Did you know many First Nations teachings, including those of the Anishinaabe and the Haudenosaunee people, use the back of a turtle’s shell as a lunar calendar?
The planets – Mars, Jupiter and Saturn
Mars is still relatively high up in the west at sunset. The other planets are beginning to make an appearance early in the morning sky. Saturn, Jupiter and Mercury are all fairly close together and rise about an hour before the sun does.
Comets and Meteor showers
March is generally a quiet month for meteor observing. Our next good meteor shower is the Lyrids, which peak in late April.
Nevertheless, observers are always able to see sporadic (random or unidentified shower) meteors as they may occur. On any given night in the dark skies of our Ontario Parks, one might see as many as five to 10 meteors per hour, especially after midnight.
The Orion Nebula – a stellar nursery beckons your gaze
The popular constellation, Orion the Hunter, is one of the best constellations to see from the city and is one of those few western constellations that actually does look like its namesake.
While this constellation is thought of as a winter season pattern, its actually can be well seen in March just after twilight high in the south to southeast.
Under the “belt of Orion” (see drawing), lies an incredible object that is visible to even city dwellers with binoculars — the Orion Nebula (M42). To find the Orion Nebula, find the belt of Orion and then his sword (directly underneath). For an observer without optical aid, the sword looks like three vertical stars. The middle star is actually the location of the Nebula itself.
To those with a good view, binoculars can show the foggy or nebulous cloud-looking feature.
Usually, if your sky is dark and your vision good, you may even see some green colour to the nebula.
In a large telescope, like Killarney Provincial Park’s larger observatory — Gche Waasa Debabing — the Orion Nebula can display many of its incredible splendours.
This nebula is a perfect example of the richness of space and helps us to understand the formation of stars.
The interstellar gas cloud is rich in hydrogen and other materials. Young hot stars pour out ultraviolet radiation upon the hydrogen gas, ionizing it and cause it to emit light — similar to the principal that causes a neon sign to glow. The light from the emission looks red to our eyes and in the picture above.
At the same time there is a lot of light reflected to us and that light shows up as blue.
Finally, there is a fair amount of interstellar dust between us and some of the light parts of the nebula. This shows up as dark cloud against the lighter backdrop. This is a great example of an emission nebula, reflection nebula, and dark nebula all combined into one!
If we zoom into the centre of the Orion Nebula, we can see a small grouping of stars known as “the Trapezium.” This grouping of stars formed from the gas in the Orion Nebula and is only 300,000 years old! An infant in the cosmic timescale.
Stars form when interstellar gas clouds, such as the Orion Nebula, are affected by forces, such as the collision with another gas cloud or from the impact of a supernova shock wave.
The compression that occurs causes the gas to form eddies and swirls and those eventually condense into massive spherical balls of gas.
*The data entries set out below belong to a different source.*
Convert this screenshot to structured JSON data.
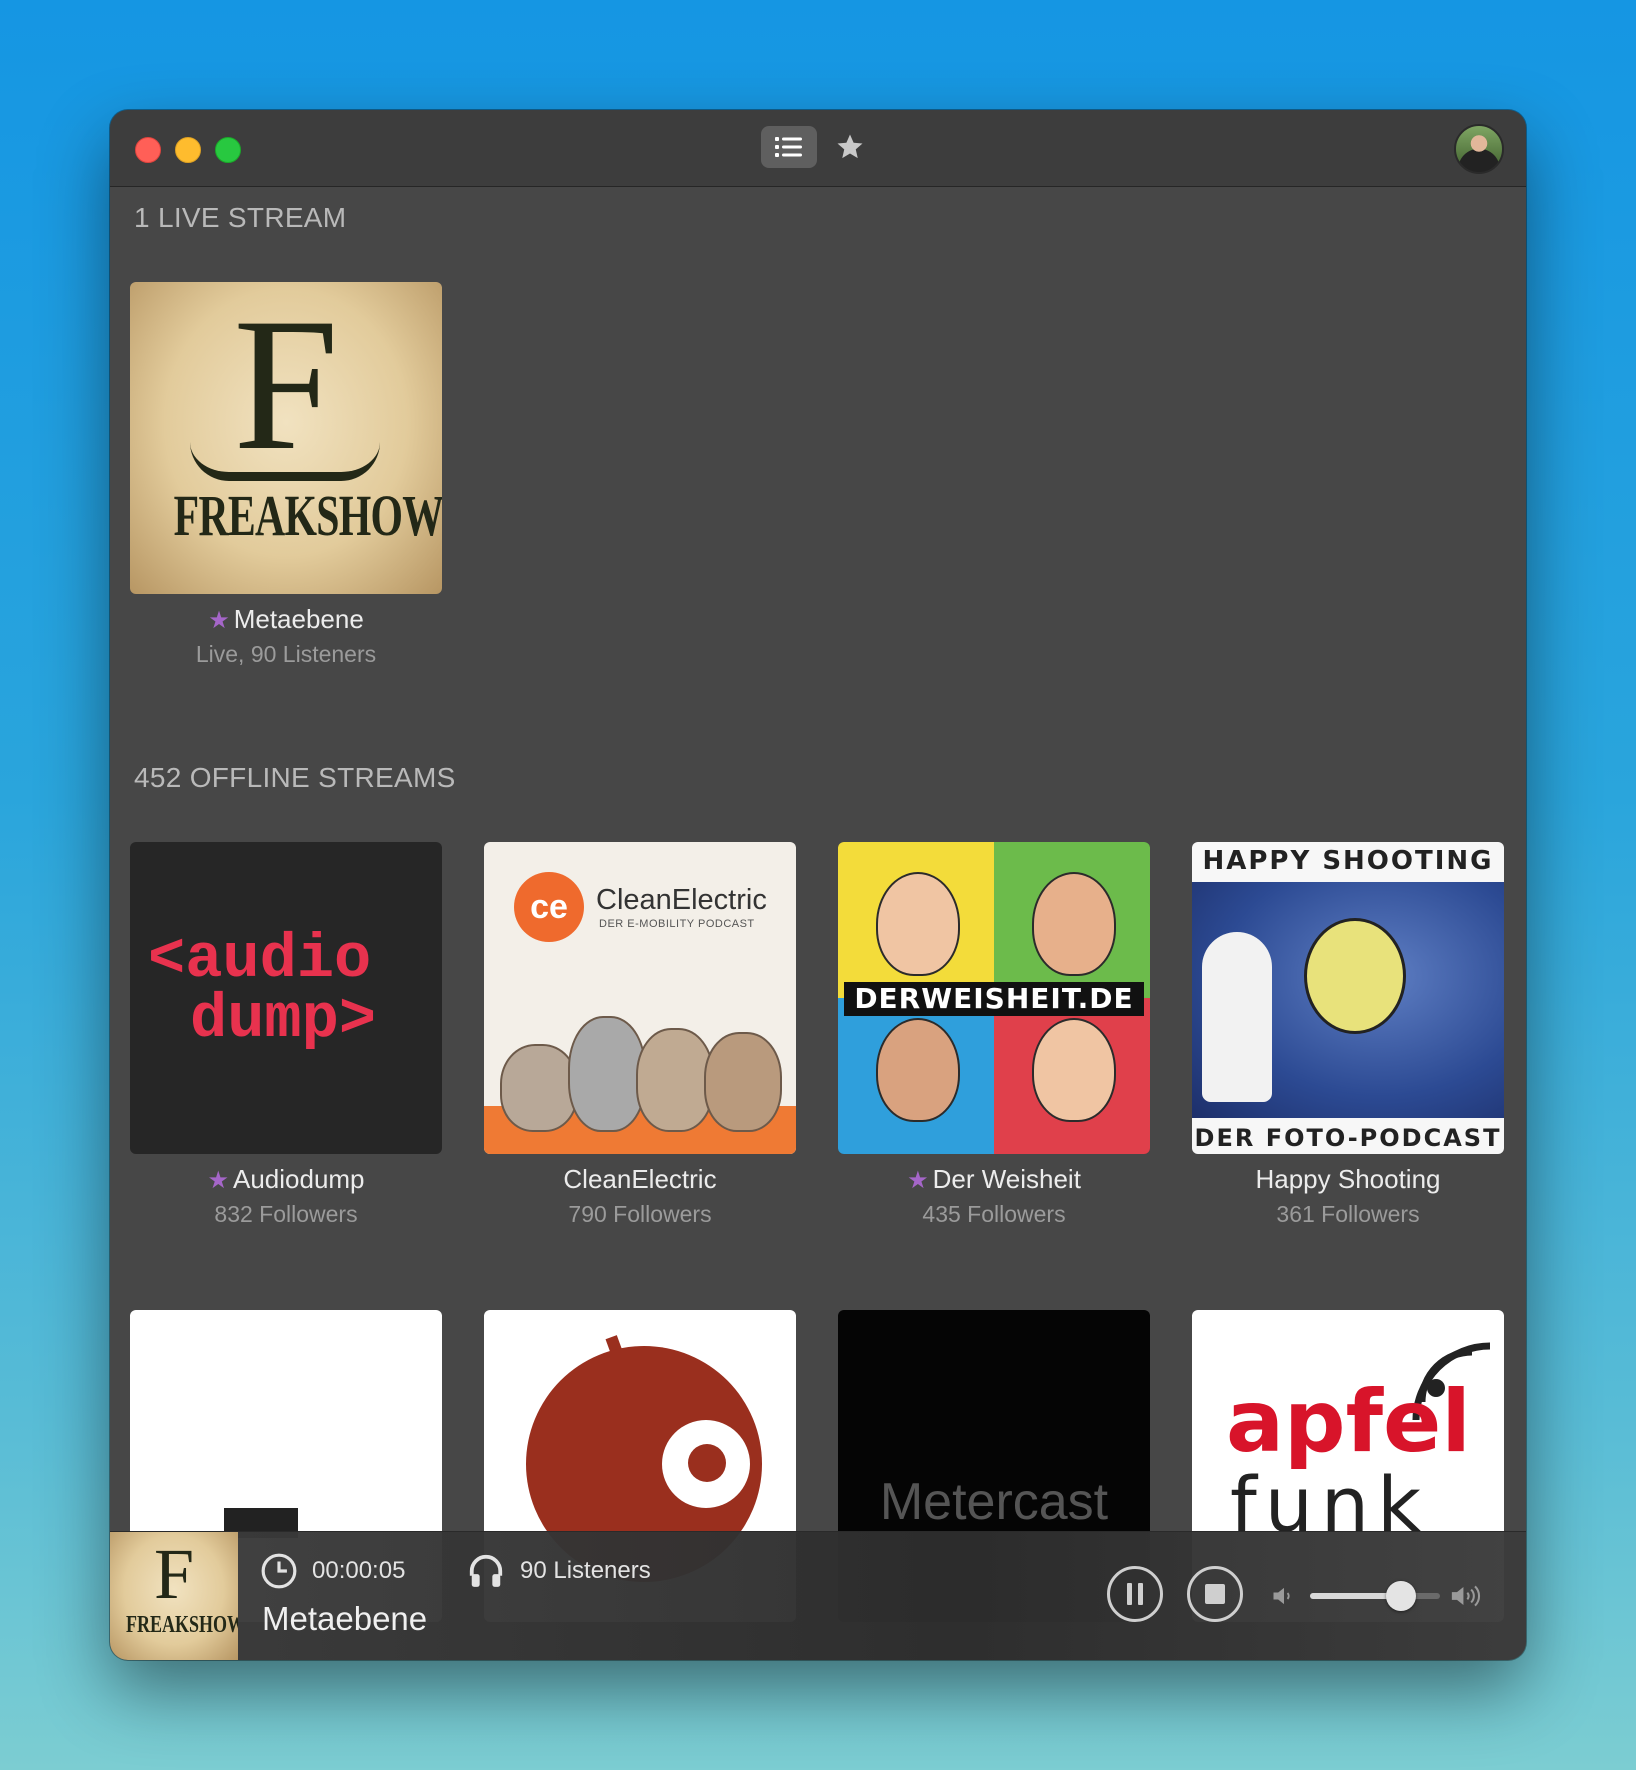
{
  "toolbar": {
    "list_icon": "list-icon",
    "favorites_icon": "star-icon",
    "avatar_icon": "user-avatar"
  },
  "live": {
    "header": "1 LIVE STREAM",
    "tiles": [
      {
        "name": "Metaebene",
        "sub": "Live, 90 Listeners",
        "starred": true,
        "art_text": "FREAKSHOW"
      }
    ]
  },
  "offline": {
    "header": "452 OFFLINE STREAMS",
    "tiles": [
      {
        "name": "Audiodump",
        "sub": "832 Followers",
        "starred": true,
        "art_text_1": "<audio",
        "art_text_2": "dump>"
      },
      {
        "name": "CleanElectric",
        "sub": "790 Followers",
        "starred": false,
        "art_brand": "CleanElectric",
        "art_tag": "DER E-MOBILITY PODCAST"
      },
      {
        "name": "Der Weisheit",
        "sub": "435 Followers",
        "starred": true,
        "art_banner": "DERWEISHEIT.DE"
      },
      {
        "name": "Happy Shooting",
        "sub": "361 Followers",
        "starred": false,
        "art_top": "HAPPY SHOOTING",
        "art_bottom": "DER FOTO-PODCAST"
      }
    ],
    "row2": [
      {
        "art": "white"
      },
      {
        "art": "apple-logo"
      },
      {
        "art_text": "Metercast"
      },
      {
        "art_text_1": "apfel",
        "art_text_2": "funk"
      }
    ]
  },
  "player": {
    "elapsed": "00:00:05",
    "listeners": "90 Listeners",
    "title": "Metaebene",
    "volume_level": 0.7,
    "art_text": "FREAKSHOW",
    "icons": [
      "clock-icon",
      "headphones-icon",
      "pause-icon",
      "stop-icon",
      "volume-low-icon",
      "volume-high-icon"
    ]
  },
  "colors": {
    "background_top": "#1596e3",
    "window": "#474747",
    "star_accent": "#a566c9"
  }
}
These balls of gas experience gravitational forces directly related to the amount of mass. The more mass, the more gravity. The more gravity, the more of the surrounding gas cloud is attracted to the gas ball which brings in more gas mass.
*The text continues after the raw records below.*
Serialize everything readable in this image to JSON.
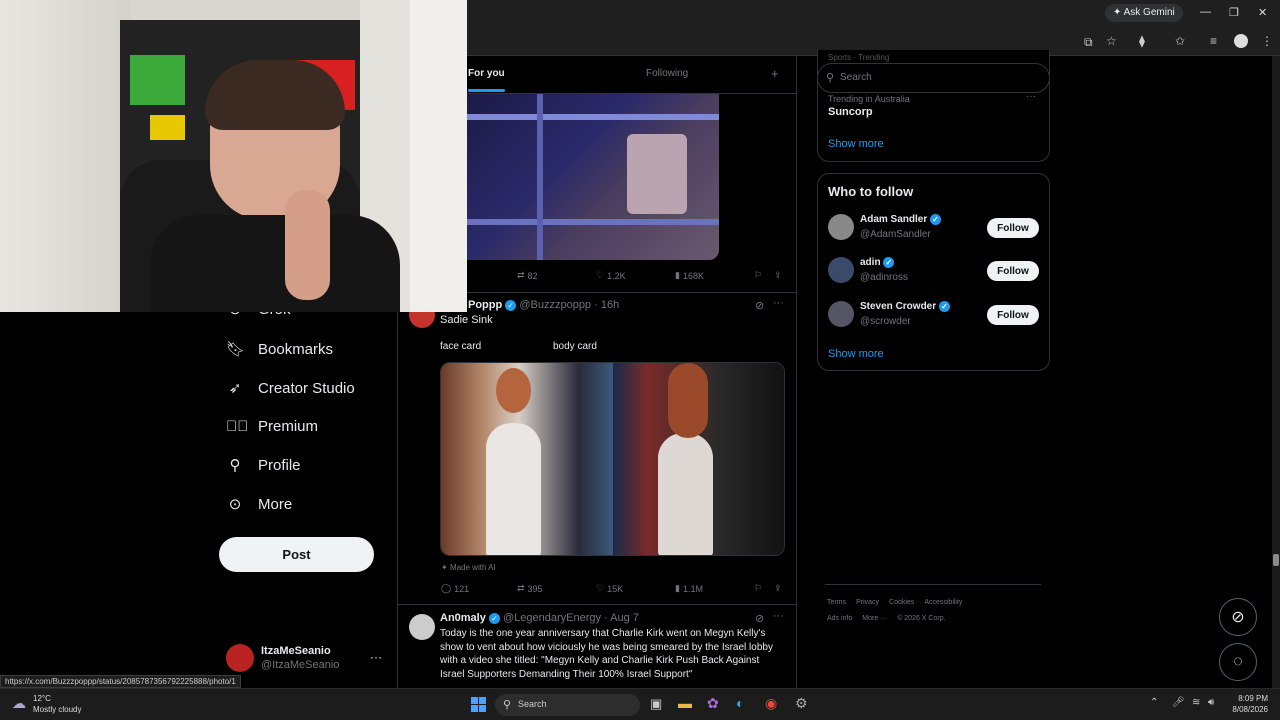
{
  "browser": {
    "ask_gemini": "Ask Gemini",
    "status_url": "https://x.com/Buzzzpoppp/status/2085787356792225888/photo/1"
  },
  "nav": {
    "items": [
      {
        "label": "Grok",
        "icon": "grok-icon"
      },
      {
        "label": "Bookmarks",
        "icon": "bookmark-icon"
      },
      {
        "label": "Creator Studio",
        "icon": "rocket-icon"
      },
      {
        "label": "Premium",
        "icon": "verified-badge-icon"
      },
      {
        "label": "Profile",
        "icon": "person-icon"
      },
      {
        "label": "More",
        "icon": "more-circle-icon"
      }
    ],
    "post_label": "Post",
    "account_name": "ItzaMeSeanio",
    "account_handle": "@ItzaMeSeanio"
  },
  "feed": {
    "tabs": [
      "For you",
      "Following"
    ],
    "prev_post_stats": {
      "reposts": "82",
      "likes": "1.2K",
      "views": "168K"
    },
    "post1": {
      "name": "Poppp",
      "handle": "@Buzzzpoppp",
      "time": "· 16h",
      "text": "Sadie Sink",
      "caption_left": "face card",
      "caption_right": "body card",
      "made_with_ai": "Made with AI",
      "stats": {
        "replies": "121",
        "reposts": "395",
        "likes": "15K",
        "views": "1.1M"
      }
    },
    "post2": {
      "name": "An0maly",
      "handle": "@LegendaryEnergy",
      "time": "· Aug 7",
      "lines": [
        "Today is the one year anniversary that Charlie Kirk went on Megyn Kelly's",
        "show to vent about how viciously he was being smeared by the Israel lobby",
        "with a video she titled: \"Megyn Kelly and Charlie Kirk Push Back Against",
        "Israel Supporters Demanding Their 100% Israel Support\""
      ]
    }
  },
  "right": {
    "search_placeholder": "Search",
    "sports_label": "Sports · Trending",
    "trend_context": "Trending in Australia",
    "trend_name": "Suncorp",
    "show_more_trends": "Show more",
    "who_to_follow_title": "Who to follow",
    "follow_label": "Follow",
    "suggestions": [
      {
        "name": "Adam Sandler",
        "handle": "@AdamSandler"
      },
      {
        "name": "adin",
        "handle": "@adinross"
      },
      {
        "name": "Steven Crowder",
        "handle": "@scrowder"
      }
    ],
    "show_more_follow": "Show more",
    "footer_row1": [
      "Terms",
      "Privacy",
      "Cookies",
      "Accessibility"
    ],
    "footer_row2": [
      "Ads info",
      "More ···",
      "© 2026 X Corp."
    ]
  },
  "taskbar": {
    "temp": "12°C",
    "weather": "Mostly cloudy",
    "search_label": "Search",
    "time": "8:09 PM",
    "date": "8/08/2026"
  }
}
This cycle continues in a positive loop causing the gas ball to get bigger and bigger. What’s important is that, as mass builds up, the higher gravity compresses the central core of the gas ball heating it up tremendously.
Once these balls of gas become massive enough to produce sufficient gravity to heat the core to 15 million degrees, the gas ball’s core is hot enough for thermonuclear fusion to commence — a star is born. In the case of the Orion Nebula, many stars are formed, some of which make up the trapezium that we see today.
In last month’s blog, we discussed Gemini the Twins, as well as two other prominent constellations seen in the winter.
This month’s post will focus on three constellations that mark the transition from winter to spring: Leo the Lion, Cancer the Crab, and Coma Berenices.